If, however, the Commission is concerned to appoint God’s choice ”“ a thoughtful and gifted communicator, deeply committed to upholding the orthodoxy of the Christian faith ”“ ”˜the faith that was once for all entrusted to the saints’ ”“ in the fraught context of cultural diversity, social upheaval, political cynicism and theological conflict, the lot must fall to Justin Welby, Bishop of Durham….
The Bishop of Norwich has told the BBC he is “hoping and praying” that God does not choose him as the next Archbishop of Canterbury.
Church officials are preparing to make a final decision on who should be the new Archbishop.
Dr Rowan Williams is due to retire in December.
The Rt Rev Graham James, 61, said the role carried “lots of expectation but relatively little power” and was “probably a job for a younger man”.
Despite innovations which included advertising the vacancy rather pointlessly in the Church Times early this year, the process remains rather opaque.

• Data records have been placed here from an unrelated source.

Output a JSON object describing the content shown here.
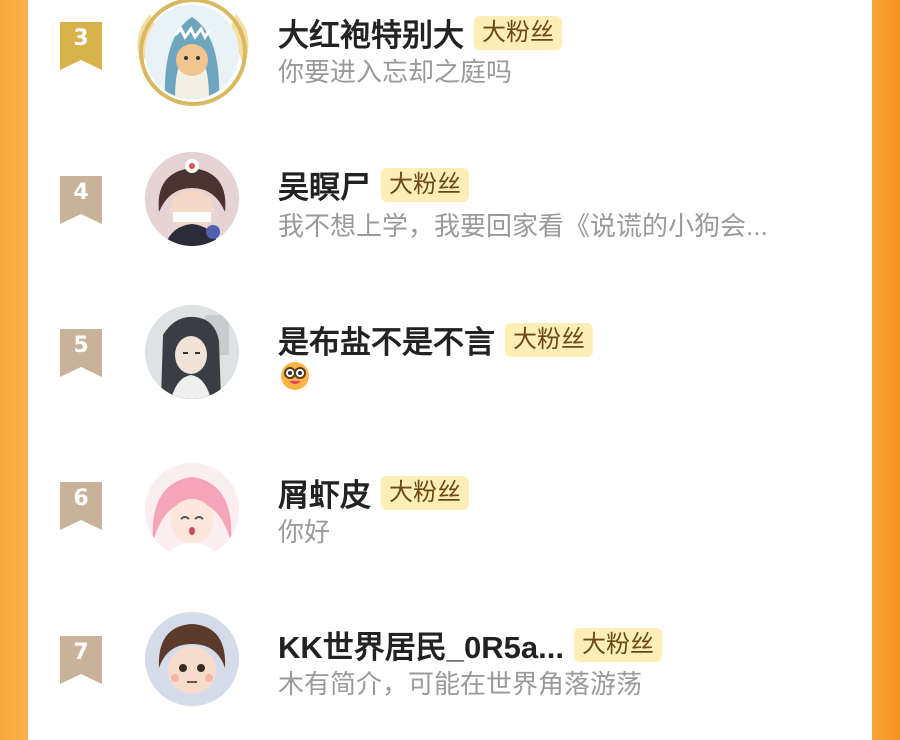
{
  "fans": [
    {
      "rank": "3",
      "name": "大红袍特别大",
      "badge": "大粉丝",
      "bio": "你要进入忘却之庭吗",
      "avatar": "shark-cat-avatar"
    },
    {
      "rank": "4",
      "name": "吴瞑尸",
      "badge": "大粉丝",
      "bio": "我不想上学，我要回家看《说谎的小狗会...",
      "avatar": "anime-boy-avatar"
    },
    {
      "rank": "5",
      "name": "是布盐不是不言",
      "badge": "大粉丝",
      "bio": "",
      "bio_icon": "nerd-face-emoji",
      "avatar": "long-hair-avatar"
    },
    {
      "rank": "6",
      "name": "屑虾皮",
      "badge": "大粉丝",
      "bio": "你好",
      "avatar": "pink-hair-avatar"
    },
    {
      "rank": "7",
      "name": "KK世界居民_0R5a...",
      "badge": "大粉丝",
      "bio": "木有简介，可能在世界角落游荡",
      "avatar": "chibi-boy-avatar"
    }
  ],
  "colors": {
    "rank3_gold": "#d8b24a",
    "rank_other": "#c8b29a",
    "badge_bg": "#fdeeb6",
    "border_orange": "#f7a133"
  }
}
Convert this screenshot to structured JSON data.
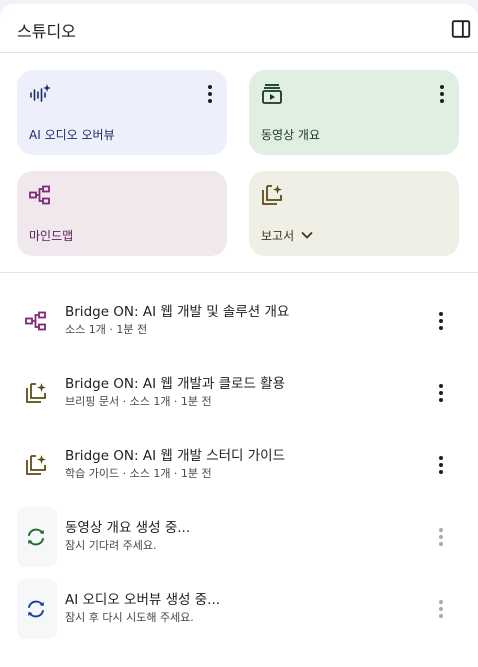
{
  "header": {
    "title": "스튜디오",
    "toggle_icon": "side-panel-icon"
  },
  "tiles": [
    {
      "label": "AI 오디오 오버뷰",
      "icon": "audio-waveform-sparkle-icon",
      "color": "#1a2c6b"
    },
    {
      "label": "동영상 개요",
      "icon": "video-slides-icon",
      "color": "#163a1e"
    },
    {
      "label": "마인드맵",
      "icon": "mind-map-icon",
      "color": "#7b2a73"
    },
    {
      "label": "보고서",
      "icon": "report-sparkle-icon",
      "color": "#5c4b14"
    }
  ],
  "outputs": [
    {
      "title": "Bridge ON: AI 웹 개발 및 솔루션 개요",
      "subtitle": "소스 1개 · 1분 전",
      "icon": "mind-map-icon"
    },
    {
      "title": "Bridge ON: AI 웹 개발과 클로드 활용",
      "subtitle": "브리핑 문서 · 소스 1개 · 1분 전",
      "icon": "report-sparkle-icon"
    },
    {
      "title": "Bridge ON: AI 웹 개발 스터디 가이드",
      "subtitle": "학습 가이드 · 소스 1개 · 1분 전",
      "icon": "report-sparkle-icon"
    },
    {
      "title": "동영상 개요 생성 중...",
      "subtitle": "잠시 기다려 주세요.",
      "icon": "sync-icon",
      "status": "pending",
      "color": "#1e6b2e"
    },
    {
      "title": "AI 오디오 오버뷰 생성 중...",
      "subtitle": "잠시 후 다시 시도해 주세요.",
      "icon": "sync-icon",
      "status": "pending",
      "color": "#1a3fa0"
    }
  ]
}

There isn’t even an official shortlist. The secrecy encourages feverish speculation, with the leading candidates being debated like authors shortlisted for the Man Booker Prize. Unlike last time, there’s no obvious front runner. Will the committee go for a safe pair of hands who won’t be around long enough to cause too much trouble – the Bishop of London, for example, one of several candidates who were in the running ten years ago when Rowan Williams was chosen? Or will they choose someone younger and less well-established, but with potential? Justin Welby, the Bishop of Durham, is about the right age at 56 but has been a bishop for less than a year. His background in the City gives him a rare insight into the business world, and he’s well ahead in the current betting, but some would say that there are already quite enough Old Etonians running things.
John Sentamu of York is, by far, the biggest personality and was once seen as the front runner; yet he is also rather divisive, and his appointment would be a surprise. Graham James of Norwich (liberal, catholic) and Coventry’s Christopher Cocksworth (evangelical) both have their supporters but have a low public profile. Liverpool’s James Jones was generally written off as too old until the other week, when his chairmanship of the Hillsborough Commission won him plaudits from around the country. It could be anyone. One bookmaker was even offering odds of 200/1 on Richard Dawkins, though I don’t think so, somehow.

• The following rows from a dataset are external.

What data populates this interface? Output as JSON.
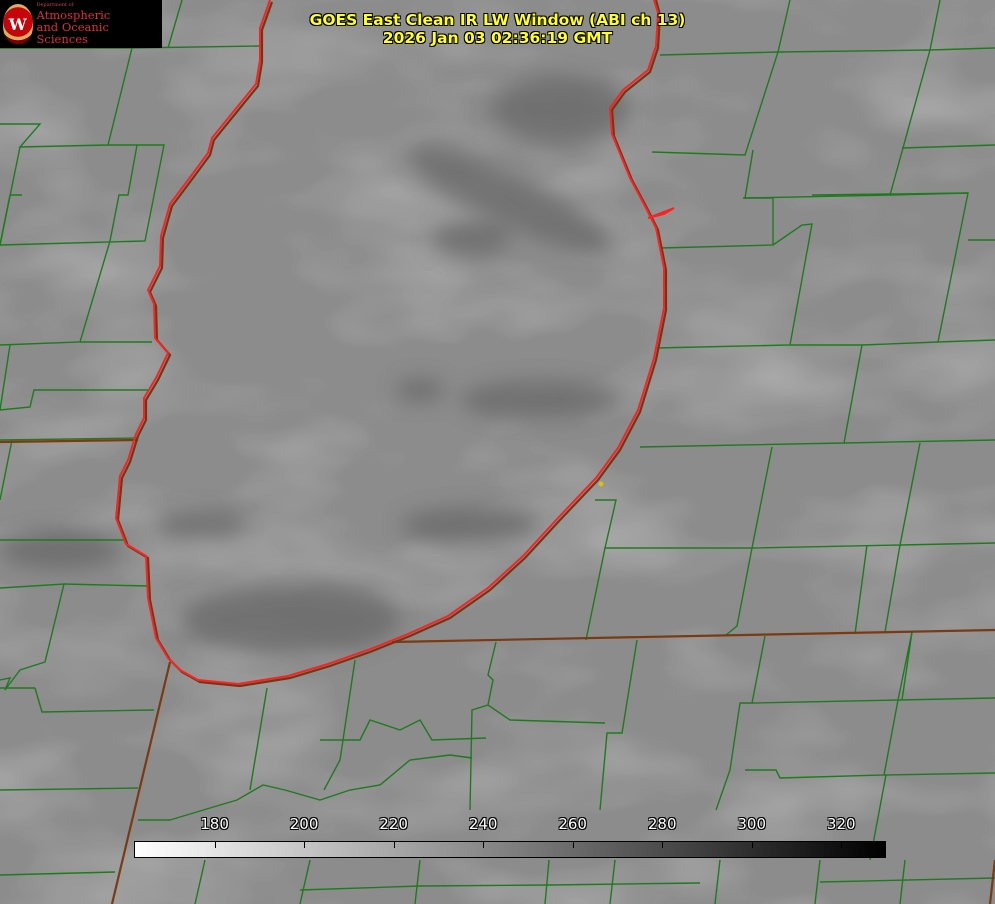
{
  "title": {
    "line1": "GOES East Clean IR LW Window (ABI ch 13)",
    "line2": "2026 Jan 03 02:36:19 GMT"
  },
  "logo": {
    "seal_letter": "W",
    "dept": "Department of",
    "line1": "Atmospheric",
    "line2": "and Oceanic Sciences"
  },
  "colorbar": {
    "min": 162,
    "max": 330,
    "ticks": [
      "180",
      "200",
      "220",
      "240",
      "260",
      "280",
      "300",
      "320"
    ],
    "colors": {
      "cold": "#ffffff",
      "warm": "#000000"
    }
  },
  "colors": {
    "background": "#8a8a8a",
    "county_lines": "#1f7a1f",
    "state_lines": "#7a3a12",
    "coastline": "#ff2020",
    "title_text": "#ffff22",
    "marker": "#d4c020"
  }
}
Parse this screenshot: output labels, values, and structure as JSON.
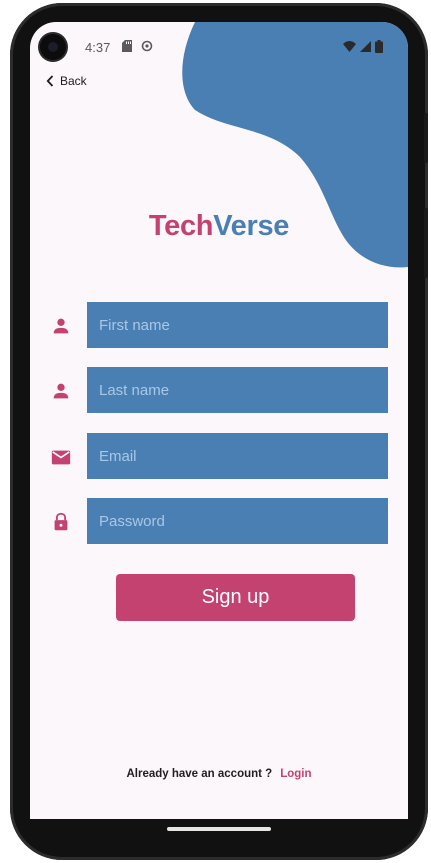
{
  "status_bar": {
    "time": "4:37",
    "left_icons": [
      "sd-card-icon",
      "sync-icon"
    ],
    "right_icons": [
      "wifi-icon",
      "signal-icon",
      "battery-icon"
    ]
  },
  "nav": {
    "back_label": "Back"
  },
  "brand": {
    "part1": "Tech",
    "part2": "Verse",
    "color1": "#c4426f",
    "color2": "#4a7fb3"
  },
  "form": {
    "fields": [
      {
        "icon": "person-icon",
        "placeholder": "First name",
        "value": ""
      },
      {
        "icon": "person-icon",
        "placeholder": "Last name",
        "value": ""
      },
      {
        "icon": "mail-icon",
        "placeholder": "Email",
        "value": ""
      },
      {
        "icon": "lock-icon",
        "placeholder": "Password",
        "value": ""
      }
    ],
    "submit_label": "Sign up"
  },
  "footer": {
    "prompt": "Already have an account ?",
    "login_label": "Login"
  },
  "colors": {
    "accent": "#c4426f",
    "primary": "#4a7fb3",
    "background": "#fcf7fb"
  }
}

The CNC offers some nods towards ecclessiastical democracy, in that some of its members were elected by the General Synod, but is ultimately beholden to no-one but itself….
No clear front-runner for the post appears to have emerged within the Church of England with a number of senior figures said to be possible contenders including the Archbishop of York, Dr John Sentamu, 63, the Bishop of London, the Rt Rev Richard Chartres, 65, the Bishop of Liverpool, the Rt Rev James Jones, 64, and the Bishop of Norwich, the Rt Rev Graham James, 61.
The commission is also thought to be considering whether to appoint one of a younger generation of bishops including the Rt Rev Christopher Cocksworth, Bishop of Coventry, who is 53 years old, and the Rt Rev Justin Welby, 56, who was enthroned less than a year ago as Bishop of Durham.